__WHAT THIS TASK INVOLVES__: Reproduce the data that follows in its entirety, character for character.

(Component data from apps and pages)
------------
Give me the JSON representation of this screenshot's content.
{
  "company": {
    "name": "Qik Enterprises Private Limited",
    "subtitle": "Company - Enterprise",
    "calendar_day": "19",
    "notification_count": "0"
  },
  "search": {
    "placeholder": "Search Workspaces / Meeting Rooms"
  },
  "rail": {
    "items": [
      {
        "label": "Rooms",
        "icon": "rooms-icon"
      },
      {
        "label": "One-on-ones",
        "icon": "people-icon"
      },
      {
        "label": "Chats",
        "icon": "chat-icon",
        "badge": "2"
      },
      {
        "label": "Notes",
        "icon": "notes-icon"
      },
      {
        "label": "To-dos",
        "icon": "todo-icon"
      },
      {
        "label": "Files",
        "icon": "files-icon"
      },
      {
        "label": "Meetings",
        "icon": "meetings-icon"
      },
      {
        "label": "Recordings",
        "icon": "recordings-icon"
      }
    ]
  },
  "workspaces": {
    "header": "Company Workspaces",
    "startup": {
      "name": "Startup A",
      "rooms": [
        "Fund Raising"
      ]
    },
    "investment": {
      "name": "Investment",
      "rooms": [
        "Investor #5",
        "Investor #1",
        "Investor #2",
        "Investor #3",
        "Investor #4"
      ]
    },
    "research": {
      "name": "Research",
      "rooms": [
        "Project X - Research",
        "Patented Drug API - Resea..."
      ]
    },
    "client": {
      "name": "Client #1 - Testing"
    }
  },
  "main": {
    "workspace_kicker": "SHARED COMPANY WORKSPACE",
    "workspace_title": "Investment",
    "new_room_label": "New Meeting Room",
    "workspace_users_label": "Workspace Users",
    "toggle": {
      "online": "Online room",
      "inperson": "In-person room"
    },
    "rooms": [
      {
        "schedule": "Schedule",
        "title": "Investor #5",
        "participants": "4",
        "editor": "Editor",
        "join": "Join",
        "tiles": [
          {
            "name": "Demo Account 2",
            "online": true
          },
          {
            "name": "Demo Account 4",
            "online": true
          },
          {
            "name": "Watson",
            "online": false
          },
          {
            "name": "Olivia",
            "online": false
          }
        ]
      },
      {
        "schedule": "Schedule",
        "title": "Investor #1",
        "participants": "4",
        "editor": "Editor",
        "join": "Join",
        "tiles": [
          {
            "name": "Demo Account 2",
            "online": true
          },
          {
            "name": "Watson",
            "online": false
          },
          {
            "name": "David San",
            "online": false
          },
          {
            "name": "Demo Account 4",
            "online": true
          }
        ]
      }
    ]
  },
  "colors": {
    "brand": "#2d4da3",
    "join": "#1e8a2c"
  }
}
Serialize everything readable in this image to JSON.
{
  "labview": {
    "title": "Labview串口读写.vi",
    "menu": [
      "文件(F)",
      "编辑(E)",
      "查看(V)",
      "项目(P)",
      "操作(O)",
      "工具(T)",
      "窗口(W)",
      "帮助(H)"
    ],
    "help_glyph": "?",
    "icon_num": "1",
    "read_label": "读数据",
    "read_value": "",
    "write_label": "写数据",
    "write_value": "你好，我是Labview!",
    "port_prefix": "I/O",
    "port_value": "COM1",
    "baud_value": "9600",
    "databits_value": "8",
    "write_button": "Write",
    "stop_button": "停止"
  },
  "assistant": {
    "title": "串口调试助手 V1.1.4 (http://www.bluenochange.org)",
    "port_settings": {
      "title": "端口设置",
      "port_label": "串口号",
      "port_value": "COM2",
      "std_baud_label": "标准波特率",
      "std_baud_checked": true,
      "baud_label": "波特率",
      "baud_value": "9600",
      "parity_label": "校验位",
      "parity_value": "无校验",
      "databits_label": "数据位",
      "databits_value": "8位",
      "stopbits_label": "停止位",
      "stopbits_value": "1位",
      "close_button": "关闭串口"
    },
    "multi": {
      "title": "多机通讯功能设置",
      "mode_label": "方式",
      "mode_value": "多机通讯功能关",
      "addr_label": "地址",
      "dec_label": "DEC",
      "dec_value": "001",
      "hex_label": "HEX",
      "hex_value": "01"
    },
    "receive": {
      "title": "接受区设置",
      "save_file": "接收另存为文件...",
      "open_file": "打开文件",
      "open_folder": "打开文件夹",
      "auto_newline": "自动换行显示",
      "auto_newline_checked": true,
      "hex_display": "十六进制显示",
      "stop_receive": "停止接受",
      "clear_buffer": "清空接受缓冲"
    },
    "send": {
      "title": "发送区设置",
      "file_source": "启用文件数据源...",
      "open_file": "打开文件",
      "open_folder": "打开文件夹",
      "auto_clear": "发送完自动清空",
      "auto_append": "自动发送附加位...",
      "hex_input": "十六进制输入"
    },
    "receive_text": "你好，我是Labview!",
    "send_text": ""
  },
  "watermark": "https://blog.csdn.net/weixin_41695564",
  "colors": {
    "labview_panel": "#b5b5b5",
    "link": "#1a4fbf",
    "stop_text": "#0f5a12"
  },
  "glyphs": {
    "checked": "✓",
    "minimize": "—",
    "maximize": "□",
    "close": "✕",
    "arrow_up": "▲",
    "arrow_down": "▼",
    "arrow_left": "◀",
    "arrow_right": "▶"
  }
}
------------
__COMPLETED EXERCISE__:
Give me the JSON representation of this screenshot's content.
{
  "company": {
    "name": "Qik Enterprises Private Limited",
    "subtitle": "Company - Enterprise",
    "calendar_day": "19",
    "notification_count": "0"
  },
  "search": {
    "placeholder": "Search Workspaces / Meeting Rooms"
  },
  "rail": {
    "items": [
      {
        "label": "Rooms",
        "icon": "rooms-icon"
      },
      {
        "label": "One-on-ones",
        "icon": "people-icon"
      },
      {
        "label": "Chats",
        "icon": "chat-icon",
        "badge": "2"
      },
      {
        "label": "Notes",
        "icon": "notes-icon"
      },
      {
        "label": "To-dos",
        "icon": "todo-icon"
      },
      {
        "label": "Files",
        "icon": "files-icon"
      },
      {
        "label": "Meetings",
        "icon": "meetings-icon"
      },
      {
        "label": "Recordings",
        "icon": "recordings-icon"
      }
    ]
  },
  "workspaces": {
    "header": "Company Workspaces",
    "startup": {
      "name": "Startup A",
      "rooms": [
        "Fund Raising"
      ]
    },
    "investment": {
      "name": "Investment",
      "rooms": [
        "Investor #5",
        "Investor #1",
        "Investor #2",
        "Investor #3",
        "Investor #4"
      ]
    },
    "research": {
      "name": "Research",
      "rooms": [
        "Project X - Research",
        "Patented Drug API - Resea..."
      ]
    },
    "client": {
      "name": "Client #1 - Testing"
    }
  },
  "main": {
    "workspace_kicker": "SHARED COMPANY WORKSPACE",
    "workspace_title": "Investment",
    "new_room_label": "New Meeting Room",
    "workspace_users_label": "Workspace Users",
    "toggle": {
      "online": "Online room",
      "inperson": "In-person room"
    },
    "rooms": [
      {
        "schedule": "Schedule",
        "title": "Investor #5",
        "participants": "4",
        "editor": "Editor",
        "join": "Join",
        "tiles": [
          {
            "name": "Demo Account 2",
            "online": true
          },
          {
            "name": "Demo Account 4",
            "online": true
          },
          {
            "name": "Watson",
            "online": false
          },
          {
            "name": "Olivia",
            "online": false
          }
        ]
      },
      {
        "schedule": "Schedule",
        "title": "Investor #1",
        "participants": "4",
        "editor": "Editor",
        "join": "Join",
        "tiles": [
          {
            "name": "Demo Account 2",
            "online": true
          },
          {
            "name": "Watson",
            "online": false
          },
          {
            "name": "David San",
            "online": false
          },
          {
            "name": "Demo Account 4",
            "online": true
          }
        ]
      }
    ]
  },
  "colors": {
    "brand": "#2d4da3",
    "join": "#1e8a2c"
  }
}
Serialize everything readable in this image to JSON.
{
  "labview": {
    "title": "Labview串口读写.vi",
    "menu": [
      "文件(F)",
      "编辑(E)",
      "查看(V)",
      "项目(P)",
      "操作(O)",
      "工具(T)",
      "窗口(W)",
      "帮助(H)"
    ],
    "help_glyph": "?",
    "icon_num": "1",
    "read_label": "读数据",
    "read_value": "",
    "write_label": "写数据",
    "write_value": "你好，我是Labview!",
    "port_prefix": "I/O",
    "port_value": "COM1",
    "baud_value": "9600",
    "databits_value": "8",
    "write_button": "Write",
    "stop_button": "停止"
  },
  "assistant": {
    "title": "串口调试助手 V1.1.4 (http://www.bluenochange.org)",
    "port_settings": {
      "title": "端口设置",
      "port_label": "串口号",
      "port_value": "COM2",
      "std_baud_label": "标准波特率",
      "std_baud_checked": true,
      "baud_label": "波特率",
      "baud_value": "9600",
      "parity_label": "校验位",
      "parity_value": "无校验",
      "databits_label": "数据位",
      "databits_value": "8位",
      "stopbits_label": "停止位",
      "stopbits_value": "1位",
      "close_button": "关闭串口"
    },
    "multi": {
      "title": "多机通讯功能设置",
      "mode_label": "方式",
      "mode_value": "多机通讯功能关",
      "addr_label": "地址",
      "dec_label": "DEC",
      "dec_value": "001",
      "hex_label": "HEX",
      "hex_value": "01"
    },
    "receive": {
      "title": "接受区设置",
      "save_file": "接收另存为文件...",
      "open_file": "打开文件",
      "open_folder": "打开文件夹",
      "auto_newline": "自动换行显示",
      "auto_newline_checked": true,
      "hex_display": "十六进制显示",
      "stop_receive": "停止接受",
      "clear_buffer": "清空接受缓冲"
    },
    "send": {
      "title": "发送区设置",
      "file_source": "启用文件数据源...",
      "open_file": "打开文件",
      "open_folder": "打开文件夹",
      "auto_clear": "发送完自动清空",
      "auto_append": "自动发送附加位...",
      "hex_input": "十六进制输入"
    },
    "receive_text": "你好，我是Labview!",
    "send_text": ""
  },
  "watermark": "https://blog.csdn.net/weixin_41695564",
  "colors": {
    "labview_panel": "#b5b5b5",
    "link": "#1a4fbf",
    "stop_text": "#0f5a12"
  },
  "glyphs": {
    "checked": "✓",
    "minimize": "—",
    "maximize": "□",
    "close": "✕",
    "arrow_up": "▲",
    "arrow_down": "▼",
    "arrow_left": "◀",
    "arrow_right": "▶"
  }
}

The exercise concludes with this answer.